Source records
--------------------

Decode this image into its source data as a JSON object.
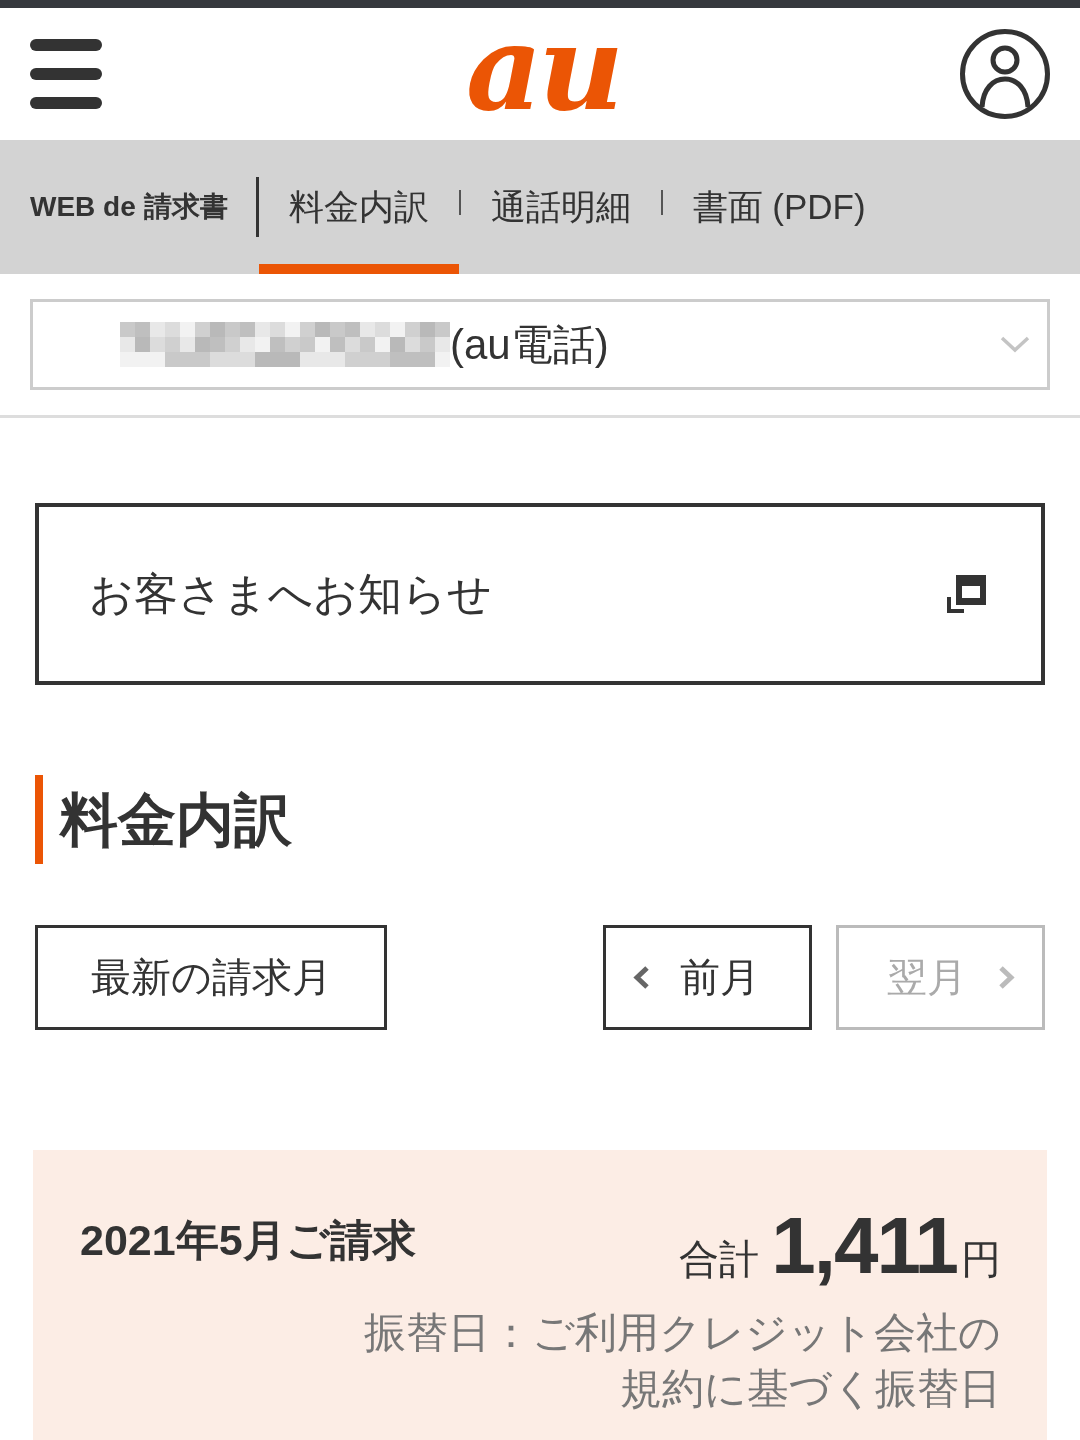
{
  "header": {
    "logo": "au"
  },
  "billing_nav": {
    "title": "WEB de 請求書",
    "tabs": [
      {
        "label": "料金内訳",
        "selected": true
      },
      {
        "label": "通話明細",
        "selected": false
      },
      {
        "label": "書面 (PDF)",
        "selected": false
      }
    ]
  },
  "line_select": {
    "number_redacted": true,
    "value": "(au電話)"
  },
  "notice": {
    "label": "お客さまへお知らせ"
  },
  "section": {
    "title": "料金内訳"
  },
  "month_nav": {
    "buttons": [
      {
        "kind": "latest",
        "label": "最新の請求月",
        "disabled": false
      },
      {
        "kind": "prev",
        "label": "前月",
        "disabled": false
      },
      {
        "kind": "next",
        "label": "翌月",
        "disabled": true
      }
    ]
  },
  "bill": {
    "month": "2021年5月ご請求",
    "total_label": "合計",
    "total_amount": "1,411",
    "currency": "円",
    "transfer_note": "振替日：ご利用クレジット会社の規約に基づく振替日"
  }
}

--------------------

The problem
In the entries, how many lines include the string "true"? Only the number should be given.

Answer to the exercise
3